The action-RPG is having a rather bountiful season at the moment. Grim Dawn is in alpha, Path of Exile has an open beta running, and the recent Torchlight 2 and Diablo 3 are ever-present options as well. Where, then, does the newly-released The Incredible Adventures of Van Helsing fit in this melange of button mashing?
Last year’s release of Diablo 3 was rough. Think the SimCity debut raised some flags? Child’s play. Diablo 3 sold 3.5 million copies in 24 hours, crashed servers, thrilled players, and got more people angry than any reasonable person could have predicted. World governments got involved when Diablo 3 came out. Seriously! The Korean Fair Trade Commission actually raided Blizzard’s offices in Seoul because of reports that the studio refused to give refunds to players that couldn’t sign on to the game as it was buried in the deluge of new players.

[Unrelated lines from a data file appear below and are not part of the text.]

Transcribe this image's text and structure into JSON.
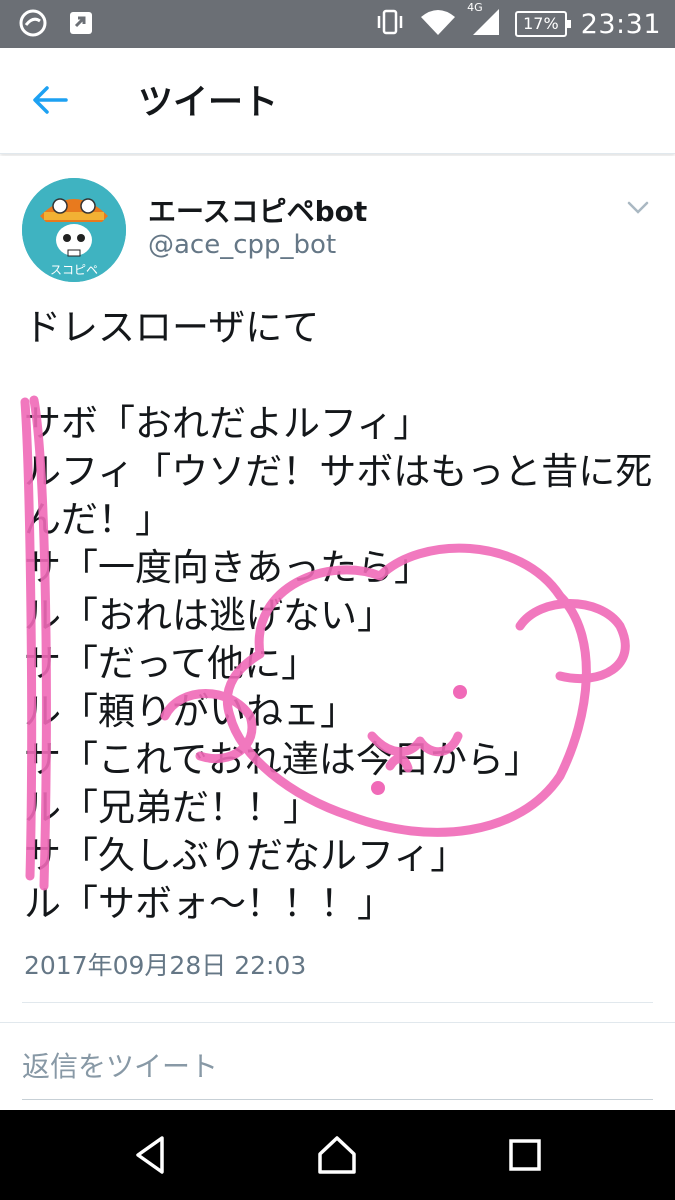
{
  "status_bar": {
    "time": "23:31",
    "battery": "17%",
    "network": "4G",
    "icons": [
      "app-notification-icon",
      "sim-transfer-icon",
      "vibrate-icon",
      "wifi-icon",
      "signal-icon",
      "battery-icon"
    ]
  },
  "app_bar": {
    "title": "ツイート",
    "back_icon": "arrow-left-icon"
  },
  "tweet": {
    "display_name": "エースコピペbot",
    "handle": "@ace_cpp_bot",
    "avatar_text": "スコピペ",
    "text": "ドレスローザにて\n\nサボ「おれだよルフィ」\nルフィ「ウソだ！サボはもっと昔に死んだ！」\nサ「一度向きあったら」\nル「おれは逃げない」\nサ「だって他に」\nル「頼りがいねェ」\nサ「これでおれ達は今日から」\nル「兄弟だ！！」\nサ「久しぶりだなルフィ」\nル「サボォ〜！！！」",
    "timestamp": "2017年09月28日 22:03"
  },
  "reply": {
    "placeholder": "返信をツイート"
  },
  "colors": {
    "status_bar": "#6b6f75",
    "accent": "#1da1f2",
    "scribble": "#f06ab8",
    "avatar_bg": "#3fb3c1"
  }
}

One year later, things are different. Diablo 3 is plugging away and entering a new life. For the first time since EA ported the original to PlayStation, Diablo 3’s coming to consoles. Not only that, but Blizzard continues to tweak and refine the PC game to try and chisel away those features that catastrophically failed to connect with gamers. It is, like its beloved predecessor Diablo 2, a living game that continues to change and grow.
Accompanying you on your adventures (incredible and otherwise,) is the ghostly form of Lady Katarina. As well as providing handy buffs and a quick way of offloading some unwanted loot (in the style of your faithful pet in Torchlight,) Katarina is there to trade banter and foresight with our hat-wearing protagonist. She can also be encouraged to pick up gold and the trashier bits of loot you don’t want to sully your delicate fingers with.
The verbal sparring of Van Helsing and Katarina, along with a set of weirdo NPCs and a reliably over-theatrical plot about a mad scientist, are what really propels this title along. Its comedy references are hit and miss (we didn’t need another thing doing Hitchhiker’s Guide gags, but an unexpected nod to Blade Runner got a smile out of me,) and Katarina’s character leans a little too heavily on the “oooh I’m a lady so I like shopping and shoes” stereotype; but for the most part it’s an entertaining, old fashioned fantasy caper.
At first, the quest design keeps pace with the tone of the story. You’re chatting with confused wisps, deciding whether to leading a stray ghost into the light or back to his hanged corpse (you dick) and shooting the breeze with a frog professor. The first couple of areas are full of neat little side-quests, encouraging full exploration of the map and employing dialogue choices or optional ways of completion to make them more interesting.